Yeah, that's me. I hate sports. I mean, I love and respect that other people love sports, but I hate sports myself. I don't like playing them (never have), and I don't really like watching sports (unless there's some really good food involved).
Why then, you ask, do I sign up my son for sports? Well, mostly because I don't want him to grow up to be a sports hater too.
Elementary school "field day" was the day of all days in grade school that I loathed school the most. I have always been short (still am), smaller than my peers, and as non-athletic as they come. And here was a day designed entirely around athletic competition. Ugh. Let's just say no ribbons were coming home with me. (I tried to be thankful it was only one day a year; think of the kids who hated spelling — which I loved — spelling took place every week!)
In any case, while I hate athletics, I've always had a secret longing to be a more athletic person, mostly because athletics-hate also translates to exercise-hate. Exercise is not something I want to hate, but I was never conditioned to appreciate it. And, it seems, most the people I know who grew up playing sports don't mind exercise as much as I do. They may not do it every day, but they don't hate the idea of sweat and lung burn like I do.
And then I married a non-athlete too!
That said, I signed up my oldest son Clyde for baseball the first spring he could play and then for soccer the following autumn. We're on our second round of soccer now. At this early point in the season, practices are hot and sweaty, and I spend much of my time chasing around my younger son Leo and getting hotter and sweatier than I want to. See? I told you I was whiny about this stuff.
During the sports seasons, we rush from finishing homework to picking up Leo at preschool to the practice field. Then we all get sweaty and turn around, come home, eat dinner, bathe, read, and go to bed. It feels like there's no time on those nights to just "be." On top of that, there are the games on the weekend and some scrimmages scheduled here and there.
I can't even imagine what it will be like when I have two kids playing sports and there are even more practice days. Another mom of two just told me last season they only had Friday and Sunday open on the family calendar due to sports. And every week, I watch as another mom drops off one son to practice, leaves, drives her other son to practice at another location, and then turns around and does the pick ups.
Again, you ask, why are you doing this then?
Well, when I watch Clyde run up and down the length soccer field, every week he is more and more in his body than he has ever been. There are even moments of grace. Suddenly, he knows what he's doing. What the goal of the game is. He's watching and learning from his coaches and his teammates. And more than anything, he is making his body do what bodies are meant to do: run, stretch, play, leap, and bend. His lungs and heart are pumping. His hair gets wet with sweat.
And he does not complain one single ounce. Often, he looks, well, sort of satisfied. And that's why we are doing this.

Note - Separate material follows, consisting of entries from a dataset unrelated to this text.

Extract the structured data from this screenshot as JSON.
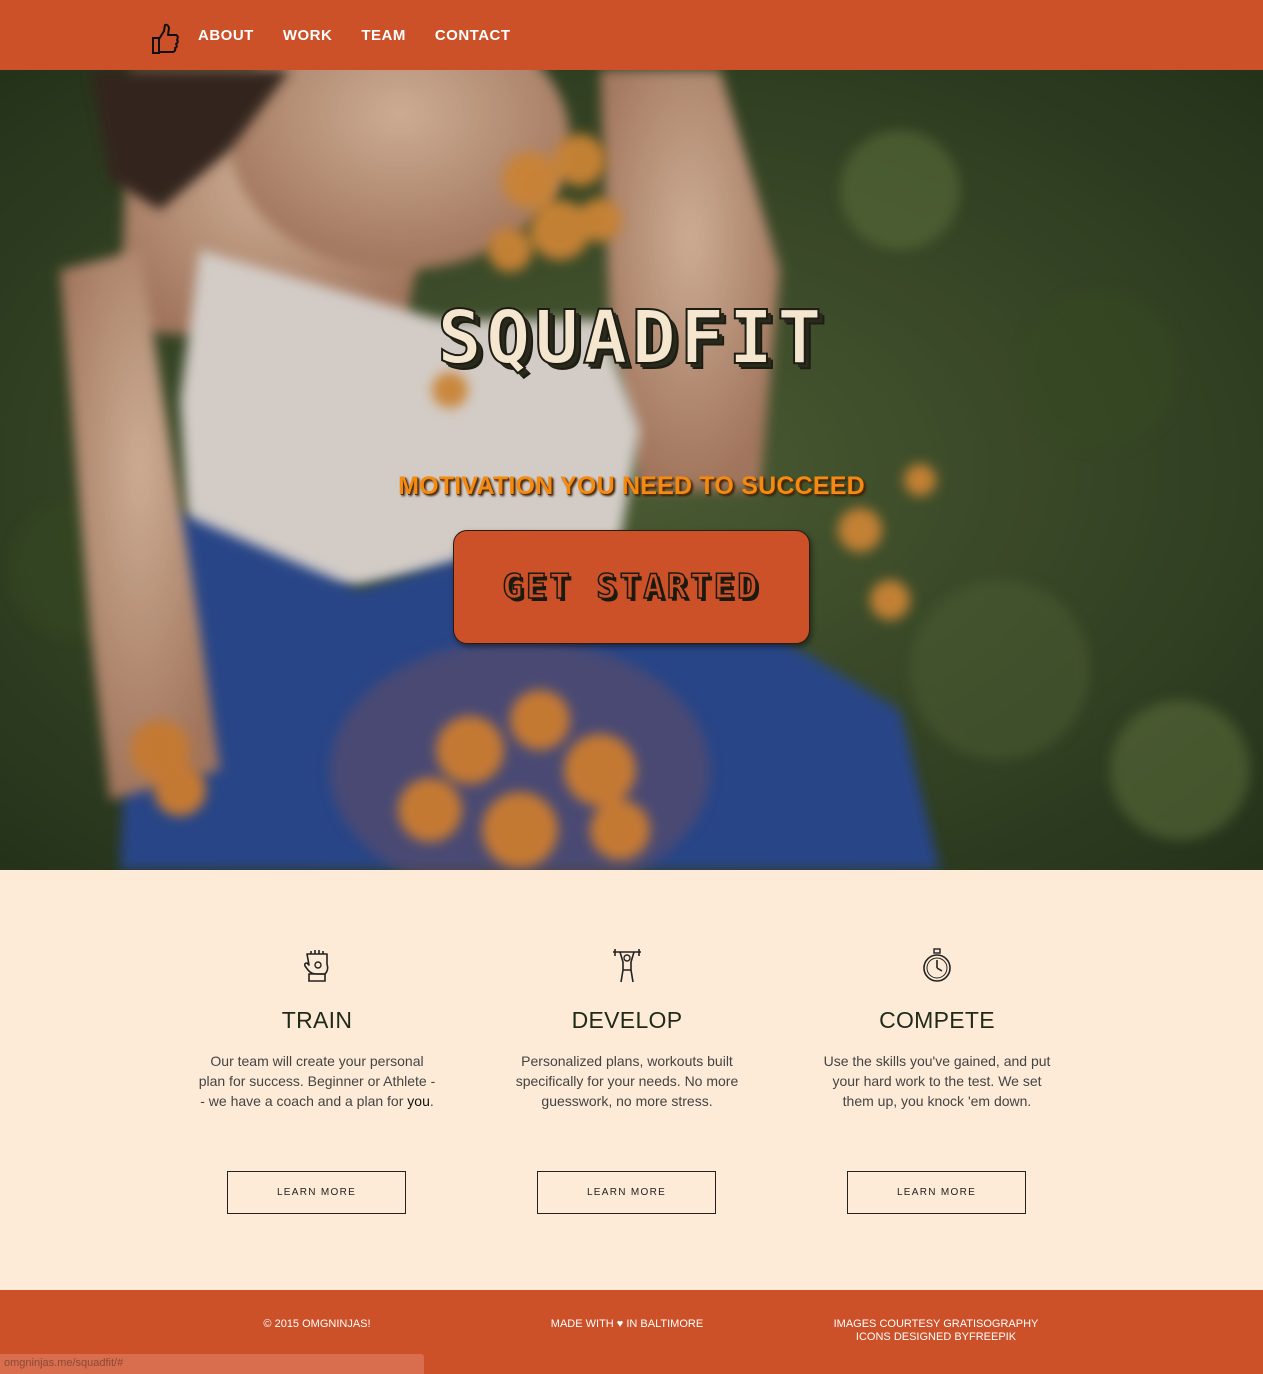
{
  "nav": {
    "logo_icon": "thumbs-up-icon",
    "links": [
      "ABOUT",
      "WORK",
      "TEAM",
      "CONTACT"
    ]
  },
  "hero": {
    "title": "SQUADFIT",
    "tagline": "MOTIVATION YOU NEED TO SUCCEED",
    "cta": "GET STARTED"
  },
  "features": [
    {
      "icon": "glove-icon",
      "title": "TRAIN",
      "text_before": "Our team will create your personal plan for success. Beginner or Athlete -- we have a coach and a plan for ",
      "text_emphasis": "you",
      "text_after": ".",
      "button": "LEARN MORE"
    },
    {
      "icon": "weightlifter-icon",
      "title": "DEVELOP",
      "text_before": "Personalized plans, workouts built specifically for your needs. No more guesswork, no more stress.",
      "text_emphasis": "",
      "text_after": "",
      "button": "LEARN MORE"
    },
    {
      "icon": "stopwatch-icon",
      "title": "COMPETE",
      "text_before": "Use the skills you've gained, and put your hard work to the test. We set them up, you knock 'em down.",
      "text_emphasis": "",
      "text_after": "",
      "button": "LEARN MORE"
    }
  ],
  "footer": {
    "copyright": "© 2015 OMGNINJAS!",
    "made_with": "MADE WITH ♥ IN BALTIMORE",
    "credits_line1": "IMAGES COURTESY GRATISOGRAPHY",
    "credits_line2": "ICONS DESIGNED BYFREEPIK"
  },
  "status_bar": "omgninjas.me/squadfit/#",
  "colors": {
    "brand": "#cc5028",
    "background": "#fdebd8",
    "tagline": "#f48a10"
  }
}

I might whine and complain to kingdom come about the hard work of sports (usually just to my husband and girlfriends), but my son doesn't. In fact, so far, he really loves playing baseball and soccer. Perhaps he is on his way to finding the natural body-mind connection I have always dreamed of finding.

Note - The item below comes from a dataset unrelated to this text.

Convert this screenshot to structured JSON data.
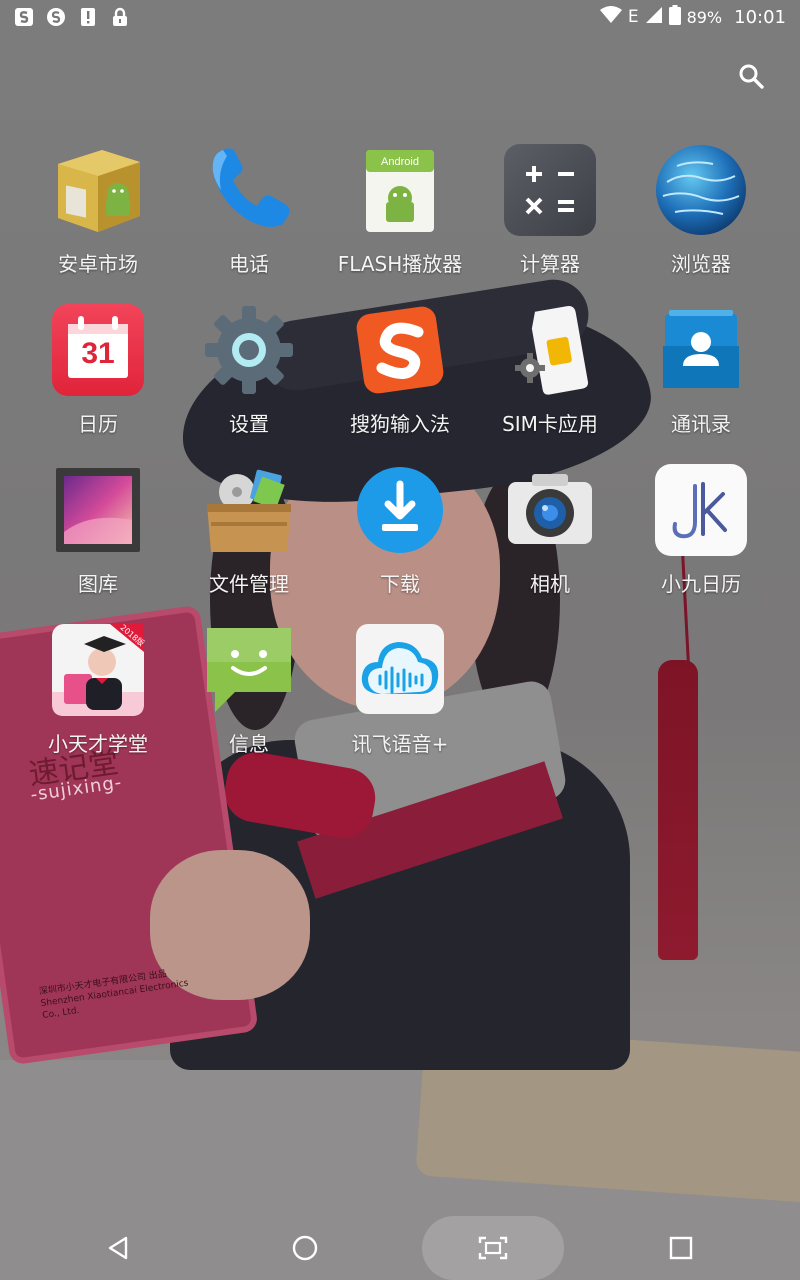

Are your kids in sports? Why or why not? How do you feel about sports?